BreakingNews 21/1/17 - Gambia: Despotic Yahya Jammeh Steps Down

[ Masterweb Reports ] - The drawn out electoral crisis in The Gambia has finally ended. Yahya Jammeh has stepped down and President-elect Adama Barrow is expected to take office shortly. The last hours were fraught with tension. It was Friday afternoon in Gambia's capital Banjul. The streets in front of the State House were empty.


Suddenly several cars arrived in a convoy. Two Rolls-Royces were there and in them sat the presidents of Mauritania and Guinea. They had come to negotiate with Yahya Jammeh for the last time. He was the owner of the Rolls-Royces. His name was even engraved in the headrests of the car. He was the "owner" of the country, some Gambians said mockingly. He was the man who did not want to resign after 22 years in office, despite suffering electoral defeat.


The Economic Community of West African States (ECOWAS) had asked Jammeh to resign by 1200 hours, adding that if he failed to step down, troops would enter the country and remove him by force. Thousands of soldiers from Senegal, Nigeria and Ghana were ready to fight, some already on Gambian soil. The deadline expired.


'We are not idiots'


At 2:30 p.m, there was sudden movement two streets away. Dozens of men exited a mosque after Friday prayers. Among the men was Ousman Bargie, head of the Gambian armed forces. He was in a very good mood. Young men snapped selfies with him and Bargie made the peace sign with his fingers.


"There will be no war," he told DW. "We're not idiots. I love my soldiers and Gambians."


Bargie spoke about Jammeh as an ex-president for the first time and said that he was looking forward to a possible military intervention.


"If our brothers are sent here, we will welcome them with a cup of tea," he said. The people around him cheered.


"This is definitely good news, thank God," said a man nearby. "A peaceful solution is, in my opinion, the best," he added.

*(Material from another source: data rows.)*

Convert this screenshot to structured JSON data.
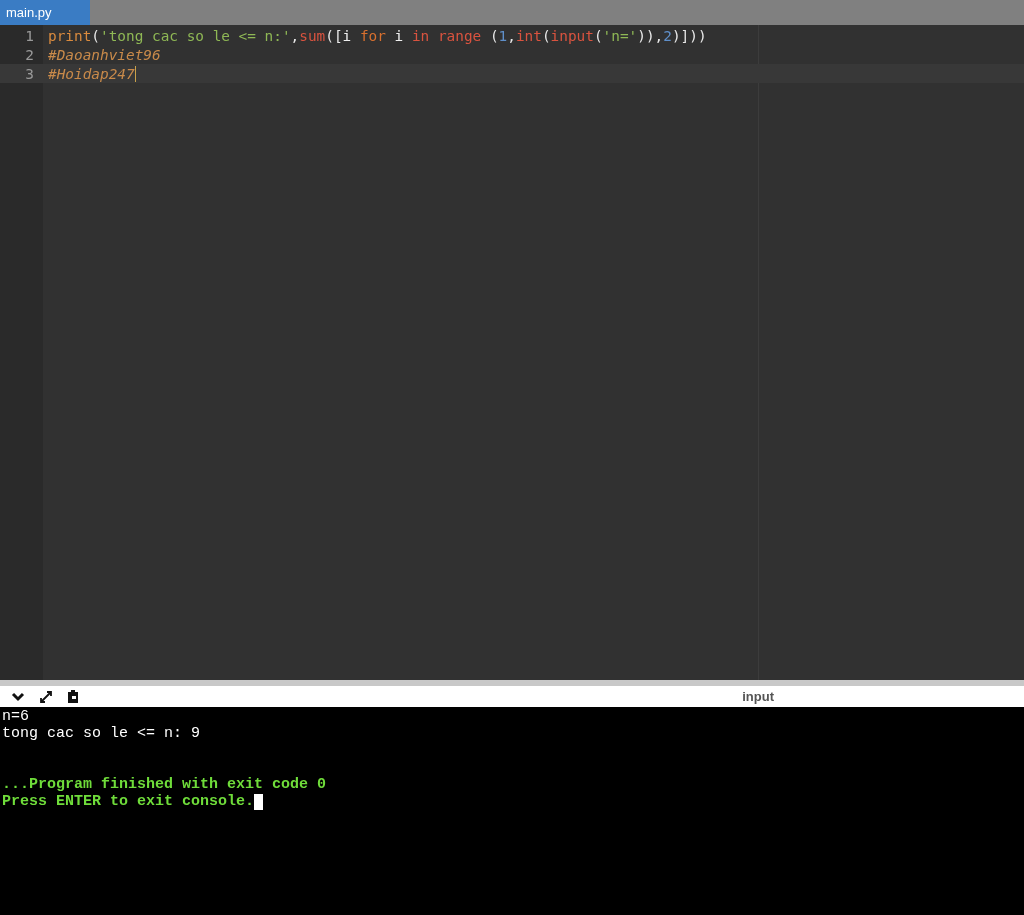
{
  "tabs": [
    {
      "label": "main.py",
      "selected": true
    }
  ],
  "editor": {
    "lines": [
      {
        "number": "1",
        "active": false,
        "tokens": [
          {
            "kind": "builtin",
            "text": "print"
          },
          {
            "kind": "punct",
            "text": "("
          },
          {
            "kind": "string",
            "text": "'tong cac so le <= n:'"
          },
          {
            "kind": "punct",
            "text": ","
          },
          {
            "kind": "call",
            "text": "sum"
          },
          {
            "kind": "punct",
            "text": "(["
          },
          {
            "kind": "name",
            "text": "i "
          },
          {
            "kind": "keyword",
            "text": "for"
          },
          {
            "kind": "name",
            "text": " i "
          },
          {
            "kind": "call",
            "text": "in range"
          },
          {
            "kind": "punct",
            "text": " ("
          },
          {
            "kind": "number",
            "text": "1"
          },
          {
            "kind": "punct",
            "text": ","
          },
          {
            "kind": "call",
            "text": "int"
          },
          {
            "kind": "punct",
            "text": "("
          },
          {
            "kind": "call",
            "text": "input"
          },
          {
            "kind": "punct",
            "text": "("
          },
          {
            "kind": "string",
            "text": "'n='"
          },
          {
            "kind": "punct",
            "text": ")),"
          },
          {
            "kind": "number",
            "text": "2"
          },
          {
            "kind": "punct",
            "text": ")]))"
          }
        ]
      },
      {
        "number": "2",
        "active": false,
        "tokens": [
          {
            "kind": "comment",
            "text": "#Daoanhviet96"
          }
        ]
      },
      {
        "number": "3",
        "active": true,
        "tokens": [
          {
            "kind": "comment",
            "text": "#Hoidap247"
          }
        ]
      }
    ]
  },
  "console": {
    "label": "input",
    "lines": [
      {
        "kind": "output",
        "text": "n=6"
      },
      {
        "kind": "output",
        "text": "tong cac so le <= n: 9"
      },
      {
        "kind": "blank"
      },
      {
        "kind": "blank"
      },
      {
        "kind": "status",
        "text": "...Program finished with exit code 0"
      },
      {
        "kind": "status",
        "text": "Press ENTER to exit console.",
        "cursor": true
      }
    ]
  }
}
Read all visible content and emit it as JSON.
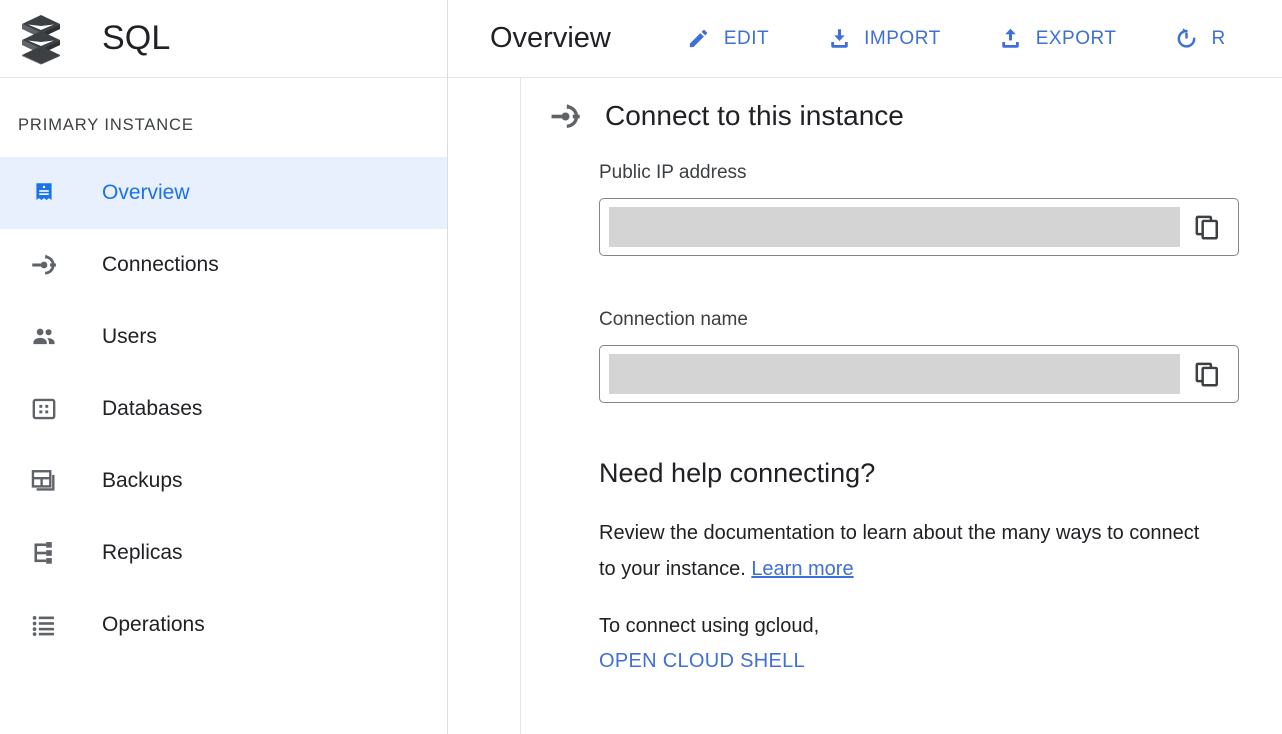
{
  "product": {
    "name": "SQL",
    "logo_icon": "cloud-sql-layers-logo"
  },
  "sidebar": {
    "section_label": "PRIMARY INSTANCE",
    "items": [
      {
        "label": "Overview",
        "icon": "overview-icon",
        "active": true
      },
      {
        "label": "Connections",
        "icon": "connections-icon",
        "active": false
      },
      {
        "label": "Users",
        "icon": "users-icon",
        "active": false
      },
      {
        "label": "Databases",
        "icon": "databases-icon",
        "active": false
      },
      {
        "label": "Backups",
        "icon": "backups-icon",
        "active": false
      },
      {
        "label": "Replicas",
        "icon": "replicas-icon",
        "active": false
      },
      {
        "label": "Operations",
        "icon": "operations-icon",
        "active": false
      }
    ]
  },
  "toolbar": {
    "page_title": "Overview",
    "actions": [
      {
        "label": "EDIT",
        "icon": "pencil-icon"
      },
      {
        "label": "IMPORT",
        "icon": "import-download-icon"
      },
      {
        "label": "EXPORT",
        "icon": "export-upload-icon"
      },
      {
        "label": "R",
        "icon": "restart-power-icon"
      }
    ],
    "annotation": {
      "shape": "ellipse",
      "color": "#e8381f",
      "targets": "IMPORT"
    }
  },
  "main": {
    "section_title": "Connect to this instance",
    "section_icon": "connections-icon",
    "fields": [
      {
        "label": "Public IP address",
        "value": "",
        "redacted": true,
        "copy_icon": "copy-icon"
      },
      {
        "label": "Connection name",
        "value": "",
        "redacted": true,
        "copy_icon": "copy-icon"
      }
    ],
    "help": {
      "title": "Need help connecting?",
      "body_before_link": "Review the documentation to learn about the many ways to connect to your instance. ",
      "link_label": "Learn more",
      "gcloud_text": "To connect using gcloud,",
      "shell_link_label": "OPEN CLOUD SHELL"
    }
  },
  "colors": {
    "accent_blue": "#3f6fd8",
    "active_nav_bg": "#e8f0fe",
    "annotation_red": "#e8381f",
    "icon_gray": "#5f6368",
    "redaction_gray": "#d4d4d4"
  }
}
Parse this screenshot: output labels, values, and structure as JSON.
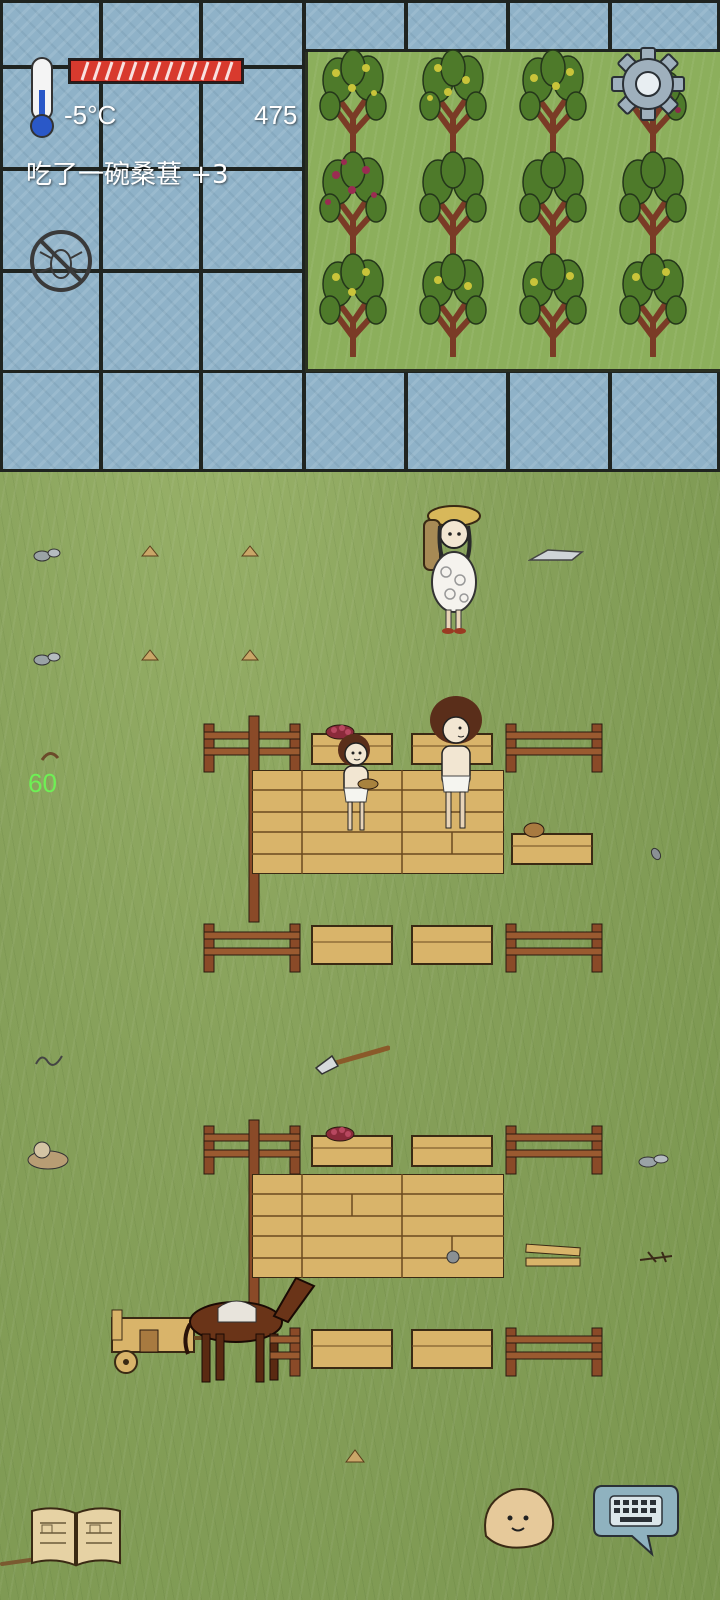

Just a few hundred yards away, Jammeh had been fighting to hold onto power. In December 2016, he surprisingly lost the presidential election despite years of intimidating the opposition and massive human rights violations. At first he accepted the result and congratulated the winner, Adama Barrow. But a few days later he called for new elections based on claims of irregularities and insisted that a decision must come from the supreme court of the country.


However, the court had only one judge, who was unable to decide alone, after Jammeh fired all the other judges over the last years. Jammeh was planning to stay in office until Nigeria and Sierra Leone could send judges, which would only possible in May, at the earliest.


Shrinking circle of friends


So Jammeh continued to push his luck, declaring a state of emergency and dissolving his cabinet. Many observers believed he wanted to negotiate a better amnesty deal for himself, and above all for his confidants from ECOWAS. But his circle of friends was getting smaller and smaller. Several ministers had already thrown in the towel, as well as his vice-president and his lawyer.


He had also long since lost support from abroad. His counterparts at ECOWAS were almost all long-time opposition leaders who had been democratically elected, including Mohammadu Buhari in Nigeria, Alassane Ouattara in the Ivory Coast, Macky Sal in Senegal and Nana Akufo-Addo in Ghana. His fate was most likely sealed when he broadcast a private phone call with ECOWAS Chairperson, Liberian President Ellen Johnson Sirleaf, on state TV. His last supporters were Mauretania's Mohammed Ould Abdel Aziz, who also gained power through a coup, and Guinea's Alpha Conde, one of the few critics of  military involvement in The Gambia.


The red carpet


At 4:00 pm the next deadline had passed. At Banjul airport, the military orchestra stood up, the presidents of Guinea and Mauritania were expected. On the other side of the airport, the last tourists boarded two Thomas Cook planes for their flights back home. Thousands of tourists had been flown out over the last few days, basically decimating the local tourism industry overnight.


The musicians held their instruments at the ready, but only two Guinean diplomatic vehicles appeared, then luggage was unloaded from a private plane. The plane flew off empty, soldiers rolled up the the red carpet again and the band packed up. Yet, Jammeh still remained in the country.


Night fell as the final details were negotiated. Rolls Royces commuted back and forth between the State House and a local hotel. Shortly after 2 am, Jammeh delivered a speech on state television. It would be his last. Bloodshed would not be necessary, he said.


The streets of Banjul remained quiet, with no celebrations. The Gambia is exhausted after the long period of uncertainty and tension. Many Gambians want to save their celebrations for when Jammeh is out of the country and President Adama Barrow returns to The Gambia.


*Photo Caption - Yahya Jammeh



html add here